To continue feeding the thrill-seeking adventurous spirit that invades every visitor in this island of a country, I went for a white water rafting trip down the Rangitata River yesterday. It was my first time on Grade 5 rapids and to experience that with the backdrop of the Gorge (also the backdrop for the scene of Edoras in The Lord of the Rings) was enough to make my heart rate rise to a wild level. In three hours of rafting, we had the opportunity to jump off a 3 meter cliff and a 9 meter cliff. And since I've embraced the motto "Do it now, you'll never get the chance again!" I jumped off of both.

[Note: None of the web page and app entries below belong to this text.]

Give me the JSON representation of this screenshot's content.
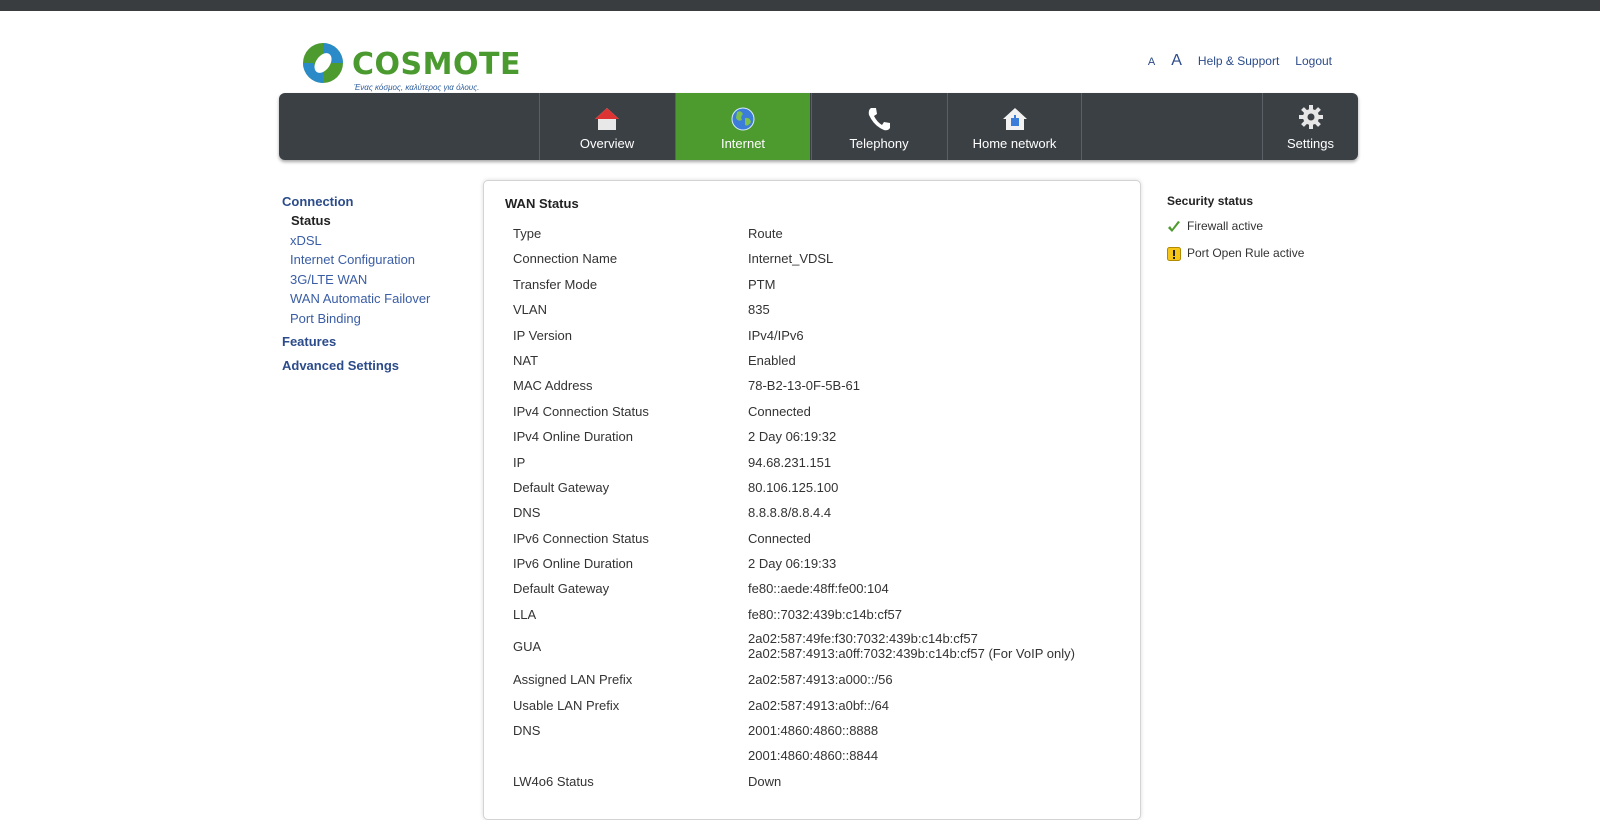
{
  "brand": {
    "name": "COSMOTE",
    "tagline": "Ένας κόσμος, καλύτερος για όλους.",
    "colors": {
      "green": "#4d9a2f",
      "dark": "#3b4045",
      "link": "#2b4b8a"
    }
  },
  "header": {
    "font_small": "A",
    "font_large": "A",
    "help": "Help & Support",
    "logout": "Logout"
  },
  "nav": {
    "items": [
      {
        "label": "Overview",
        "icon": "house-icon"
      },
      {
        "label": "Internet",
        "icon": "globe-icon",
        "active": true
      },
      {
        "label": "Telephony",
        "icon": "phone-icon"
      },
      {
        "label": "Home network",
        "icon": "home-network-icon"
      }
    ],
    "settings": {
      "label": "Settings",
      "icon": "gear-icon"
    }
  },
  "sidebar": {
    "connection": "Connection",
    "sub": [
      "Status",
      "xDSL",
      "Internet Configuration",
      "3G/LTE WAN",
      "WAN Automatic Failover",
      "Port Binding"
    ],
    "features": "Features",
    "advanced": "Advanced Settings"
  },
  "wan": {
    "title": "WAN Status",
    "rows": [
      {
        "k": "Type",
        "v": "Route"
      },
      {
        "k": "Connection Name",
        "v": "Internet_VDSL"
      },
      {
        "k": "Transfer Mode",
        "v": "PTM"
      },
      {
        "k": "VLAN",
        "v": "835"
      },
      {
        "k": "IP Version",
        "v": "IPv4/IPv6"
      },
      {
        "k": "NAT",
        "v": "Enabled"
      },
      {
        "k": "MAC Address",
        "v": "78-B2-13-0F-5B-61"
      },
      {
        "k": "IPv4 Connection Status",
        "v": "Connected"
      },
      {
        "k": "IPv4 Online Duration",
        "v": "2 Day 06:19:32"
      },
      {
        "k": "IP",
        "v": "94.68.231.151"
      },
      {
        "k": "Default Gateway",
        "v": "80.106.125.100"
      },
      {
        "k": "DNS",
        "v": "8.8.8.8/8.8.4.4"
      },
      {
        "k": "IPv6 Connection Status",
        "v": "Connected"
      },
      {
        "k": "IPv6 Online Duration",
        "v": "2 Day 06:19:33"
      },
      {
        "k": "Default Gateway",
        "v": "fe80::aede:48ff:fe00:104"
      },
      {
        "k": "LLA",
        "v": "fe80::7032:439b:c14b:cf57"
      }
    ],
    "gua": {
      "k": "GUA",
      "v1": "2a02:587:49fe:f30:7032:439b:c14b:cf57",
      "v2": "2a02:587:4913:a0ff:7032:439b:c14b:cf57 (For VoIP only)"
    },
    "rows2": [
      {
        "k": "Assigned LAN Prefix",
        "v": "2a02:587:4913:a000::/56"
      },
      {
        "k": "Usable LAN Prefix",
        "v": "2a02:587:4913:a0bf::/64"
      },
      {
        "k": "DNS",
        "v": "2001:4860:4860::8888"
      },
      {
        "k": "",
        "v": "2001:4860:4860::8844"
      },
      {
        "k": "LW4o6 Status",
        "v": "Down"
      }
    ]
  },
  "security": {
    "title": "Security status",
    "items": [
      {
        "label": "Firewall active",
        "icon": "check-icon"
      },
      {
        "label": "Port Open Rule active",
        "icon": "warning-icon"
      }
    ]
  }
}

Being in a wetsuit kept me warm so the chill of the glacial water wasn't as shocking as the fact of knowing I was swimming in untamable rapid water! (I'm front, right in the raft below...)

Enough thrill for one week, well, a few days anyway. Back to reading, journaling, and hopefully starting a job in a few days. Speaking of reading, I've been delving into Scripture - experiencing it in a new way - discovering again the lives of the apostles, the accounts of their journeys as they spread the good news of the gospel of Jesus. As I read the other day, it hit me that the Bible is the same as it was a thousand years ago, the same as it will be in another 200 years. As we read it, God speaks through the same stories over and over - often offering reminders of hope, guidance, encouragement, and sometimes new lessons are revealed. So when I'm frustrated with myself for needing to learn the same lessons over and over, I can see that God knew that would happen - so He provided Scripture to remind me over and over. It's unchanging, but always relevant. He's unchanging, but always just what I need. That doesn't mean I should settle for learning the same lessons over, but I can rest in knowing God expects it and loves me in the midst of that.